◆ About this task
The reply is to be an exact repetition of the entries that follow, with each picture left out.

Data records
==================================================

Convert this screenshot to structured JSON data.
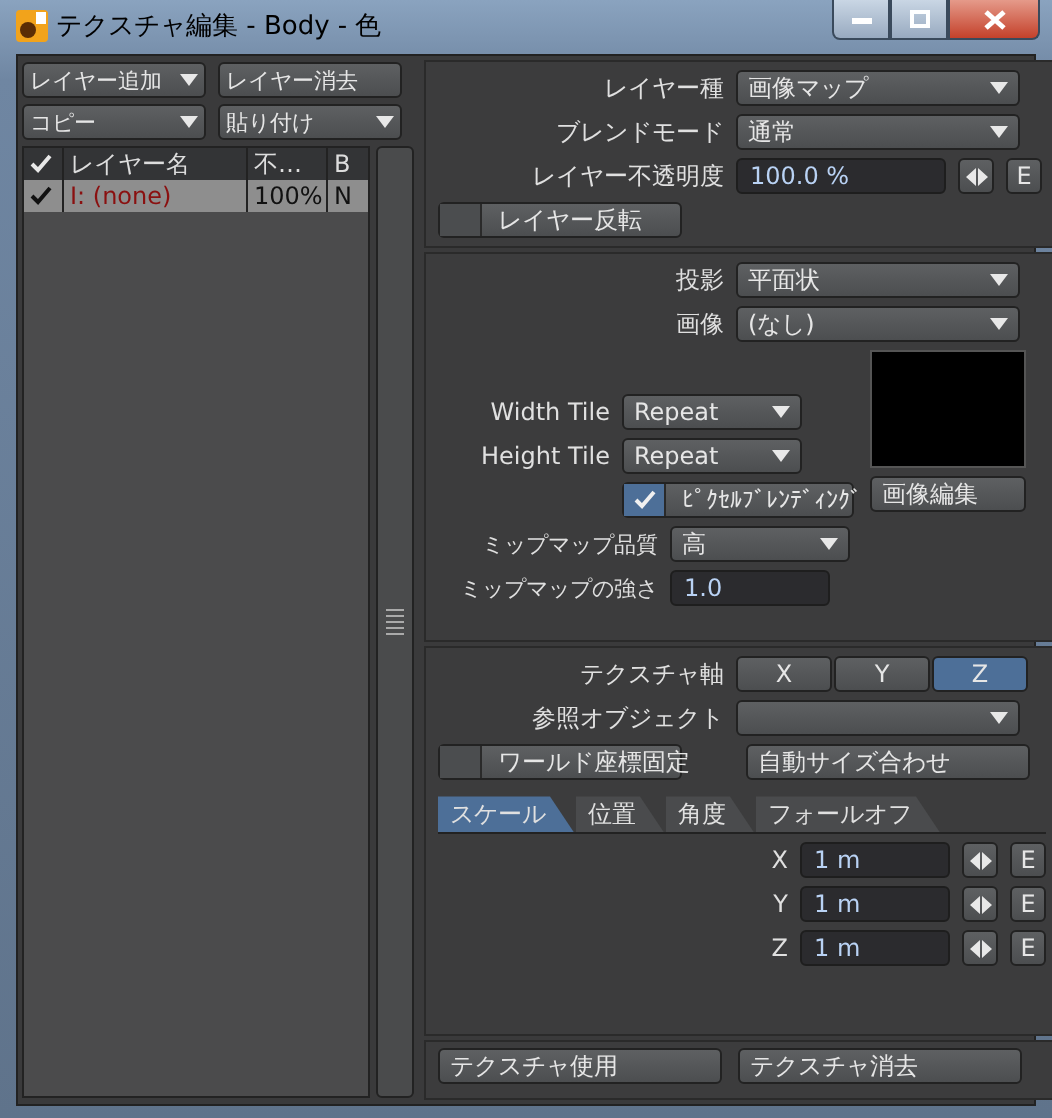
{
  "window": {
    "title": "テクスチャ編集 - Body - 色"
  },
  "layer_buttons": [
    {
      "label": "レイヤー追加",
      "dropdown": true
    },
    {
      "label": "レイヤー消去",
      "dropdown": false
    },
    {
      "label": "コピー",
      "dropdown": true
    },
    {
      "label": "貼り付け",
      "dropdown": true
    }
  ],
  "layer_table": {
    "columns": [
      "レイヤー名",
      "不…",
      "B"
    ],
    "rows": [
      {
        "enabled": true,
        "selected": true,
        "name": "I: (none)",
        "opacity": "100%",
        "blend": "N"
      }
    ]
  },
  "layer_settings": [
    {
      "kind": "dropdown",
      "label": "レイヤー種",
      "value": "画像マップ"
    },
    {
      "kind": "dropdown",
      "label": "ブレンドモード",
      "value": "通常"
    },
    {
      "kind": "number",
      "label": "レイヤー不透明度",
      "value": "100.0 %",
      "envelope": "E"
    }
  ],
  "invert": {
    "label": "レイヤー反転",
    "checked": false
  },
  "projection": [
    {
      "label": "投影",
      "value": "平面状"
    },
    {
      "label": "画像",
      "value": "(なし)"
    }
  ],
  "tiles": [
    {
      "label": "Width Tile",
      "value": "Repeat"
    },
    {
      "label": "Height Tile",
      "value": "Repeat"
    }
  ],
  "pixel_blending": {
    "label": "ﾋﾟｸｾﾙﾌﾞﾚﾝﾃﾞｨﾝｸﾞ",
    "checked": true
  },
  "edit_image": "画像編集",
  "mipmap_quality": {
    "label": "ミップマップ品質",
    "value": "高"
  },
  "mipmap_strength": {
    "label": "ミップマップの強さ",
    "value": "1.0"
  },
  "axis": {
    "label": "テクスチャ軸",
    "options": [
      {
        "label": "X",
        "selected": false
      },
      {
        "label": "Y",
        "selected": false
      },
      {
        "label": "Z",
        "selected": true
      }
    ]
  },
  "reference_object": {
    "label": "参照オブジェクト"
  },
  "world_coords": {
    "label": "ワールド座標固定",
    "checked": false
  },
  "auto_size": "自動サイズ合わせ",
  "tabs": [
    {
      "label": "スケール",
      "selected": true
    },
    {
      "label": "位置",
      "selected": false
    },
    {
      "label": "角度",
      "selected": false
    },
    {
      "label": "フォールオフ",
      "selected": false
    }
  ],
  "scale_fields": [
    {
      "axis": "X",
      "value": "1 m",
      "envelope": "E"
    },
    {
      "axis": "Y",
      "value": "1 m",
      "envelope": "E"
    },
    {
      "axis": "Z",
      "value": "1 m",
      "envelope": "E"
    }
  ],
  "footer_buttons": [
    "テクスチャ使用",
    "テクスチャ消去"
  ]
}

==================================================

◆ Answer space
Convert this screenshot to structured JSON data.
{
  "window": {
    "title": "テクスチャ編集 - Body - 色"
  },
  "layer_buttons": [
    {
      "label": "レイヤー追加",
      "dropdown": true
    },
    {
      "label": "レイヤー消去",
      "dropdown": false
    },
    {
      "label": "コピー",
      "dropdown": true
    },
    {
      "label": "貼り付け",
      "dropdown": true
    }
  ],
  "layer_table": {
    "columns": [
      "レイヤー名",
      "不…",
      "B"
    ],
    "rows": [
      {
        "enabled": true,
        "selected": true,
        "name": "I: (none)",
        "opacity": "100%",
        "blend": "N"
      }
    ]
  },
  "layer_settings": [
    {
      "kind": "dropdown",
      "label": "レイヤー種",
      "value": "画像マップ"
    },
    {
      "kind": "dropdown",
      "label": "ブレンドモード",
      "value": "通常"
    },
    {
      "kind": "number",
      "label": "レイヤー不透明度",
      "value": "100.0 %",
      "envelope": "E"
    }
  ],
  "invert": {
    "label": "レイヤー反転",
    "checked": false
  },
  "projection": [
    {
      "label": "投影",
      "value": "平面状"
    },
    {
      "label": "画像",
      "value": "(なし)"
    }
  ],
  "tiles": [
    {
      "label": "Width Tile",
      "value": "Repeat"
    },
    {
      "label": "Height Tile",
      "value": "Repeat"
    }
  ],
  "pixel_blending": {
    "label": "ﾋﾟｸｾﾙﾌﾞﾚﾝﾃﾞｨﾝｸﾞ",
    "checked": true
  },
  "edit_image": "画像編集",
  "mipmap_quality": {
    "label": "ミップマップ品質",
    "value": "高"
  },
  "mipmap_strength": {
    "label": "ミップマップの強さ",
    "value": "1.0"
  },
  "axis": {
    "label": "テクスチャ軸",
    "options": [
      {
        "label": "X",
        "selected": false
      },
      {
        "label": "Y",
        "selected": false
      },
      {
        "label": "Z",
        "selected": true
      }
    ]
  },
  "reference_object": {
    "label": "参照オブジェクト"
  },
  "world_coords": {
    "label": "ワールド座標固定",
    "checked": false
  },
  "auto_size": "自動サイズ合わせ",
  "tabs": [
    {
      "label": "スケール",
      "selected": true
    },
    {
      "label": "位置",
      "selected": false
    },
    {
      "label": "角度",
      "selected": false
    },
    {
      "label": "フォールオフ",
      "selected": false
    }
  ],
  "scale_fields": [
    {
      "axis": "X",
      "value": "1 m",
      "envelope": "E"
    },
    {
      "axis": "Y",
      "value": "1 m",
      "envelope": "E"
    },
    {
      "axis": "Z",
      "value": "1 m",
      "envelope": "E"
    }
  ],
  "footer_buttons": [
    "テクスチャ使用",
    "テクスチャ消去"
  ]
}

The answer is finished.